* **What you should do**
Find the lines in the records below that contain "master", and report each of them.
BEGIN
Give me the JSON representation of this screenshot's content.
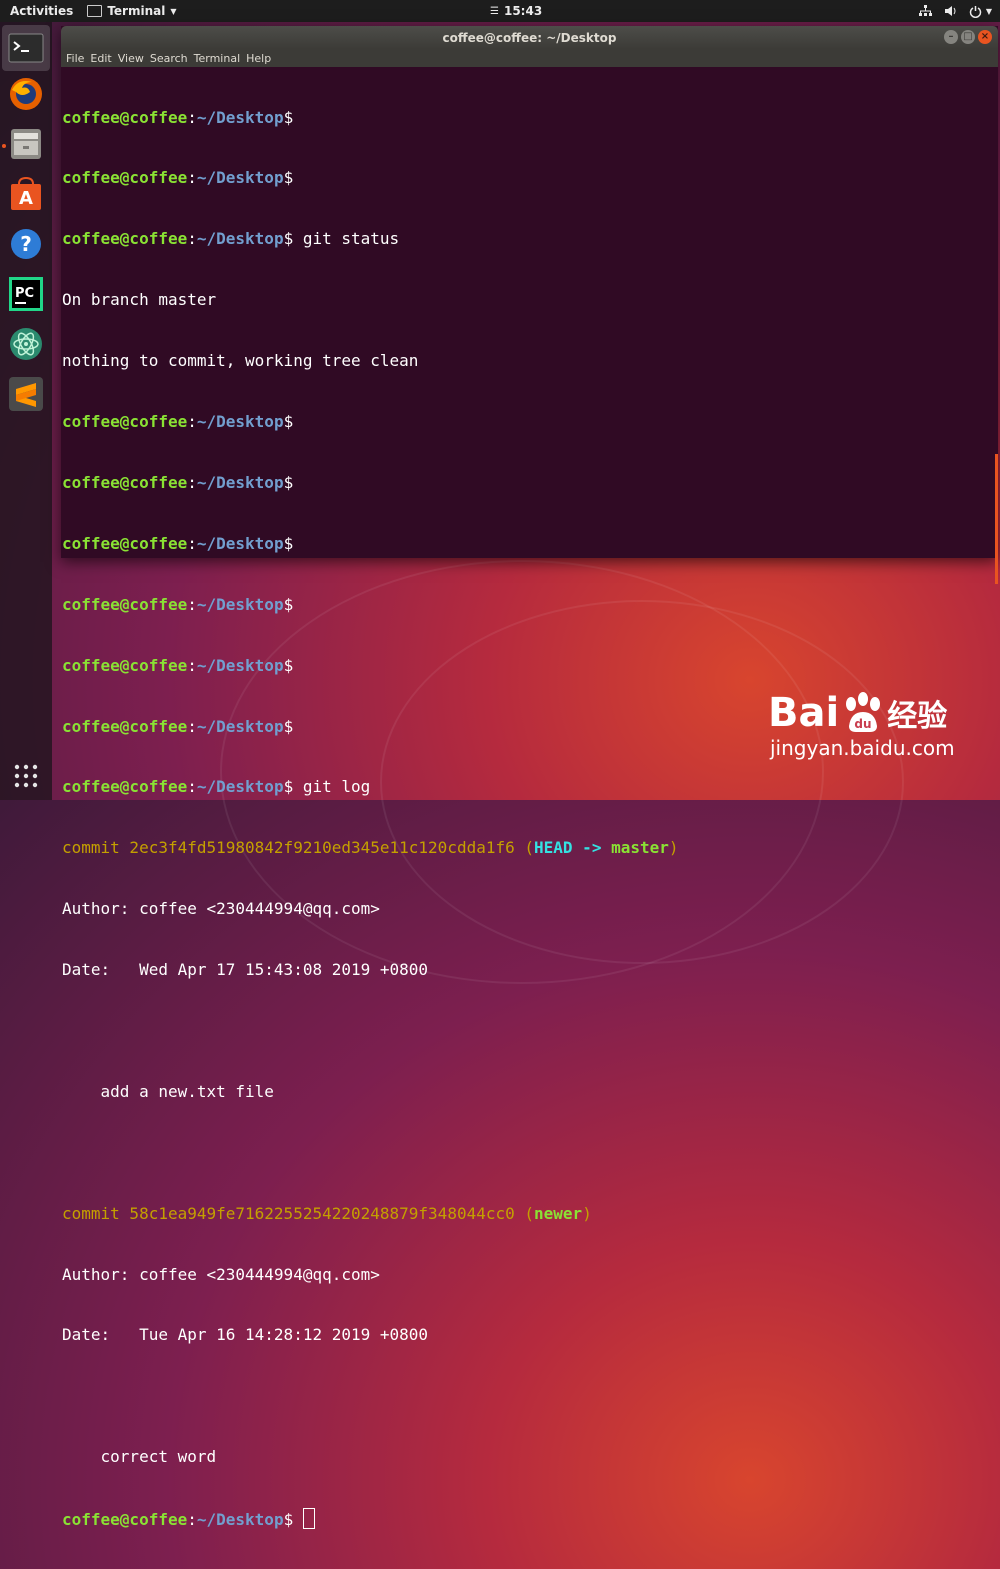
{
  "topbar": {
    "activities": "Activities",
    "app_menu": "Terminal",
    "clock": "15:43"
  },
  "dock": {
    "items": [
      "terminal-icon",
      "firefox-icon",
      "files-icon",
      "software-center-icon",
      "help-icon",
      "pycharm-icon",
      "atom-icon",
      "sublime-text-icon"
    ],
    "pycharm_label": "PC",
    "apps_grid": "show-applications-icon"
  },
  "window": {
    "title": "coffee@coffee: ~/Desktop",
    "menu": [
      "File",
      "Edit",
      "View",
      "Search",
      "Terminal",
      "Help"
    ]
  },
  "terminal": {
    "user": "coffee@coffee",
    "path": "~/Desktop",
    "cmd_status": "git status",
    "status_line1": "On branch master",
    "status_line2": "nothing to commit, working tree clean",
    "cmd_log": "git log",
    "commit1_prefix": "commit 2ec3f4fd51980842f9210ed345e11c120cdda1f6",
    "commit1_head": "HEAD -> ",
    "commit1_branch": "master",
    "commit1_author": "Author: coffee <230444994@qq.com>",
    "commit1_date": "Date:   Wed Apr 17 15:43:08 2019 +0800",
    "commit1_msg": "    add a new.txt file",
    "commit2_prefix": "commit 58c1ea949fe716225525422024887 9f348044cc0",
    "commit2_hash_full": "commit 58c1ea949fe716225525422024887 9f348044cc0",
    "commit2_branch": "newer",
    "commit2_author": "Author: coffee <230444994@qq.com>",
    "commit2_date": "Date:   Tue Apr 16 14:28:12 2019 +0800",
    "commit2_msg": "    correct word"
  },
  "watermark": {
    "logo_text": "Bai",
    "logo_text2": "du",
    "logo_cn": "经验",
    "site": "jingyan.baidu.com"
  },
  "colors": {
    "terminal_bg": "#300a24",
    "prompt_user": "#8ae234",
    "prompt_path": "#729fcf",
    "commit_hash": "#c4a000",
    "head": "#34e2e2",
    "accent": "#e95420"
  }
}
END
* **Response below**
    "status_line1": "On branch master",
    "commit1_branch": "master",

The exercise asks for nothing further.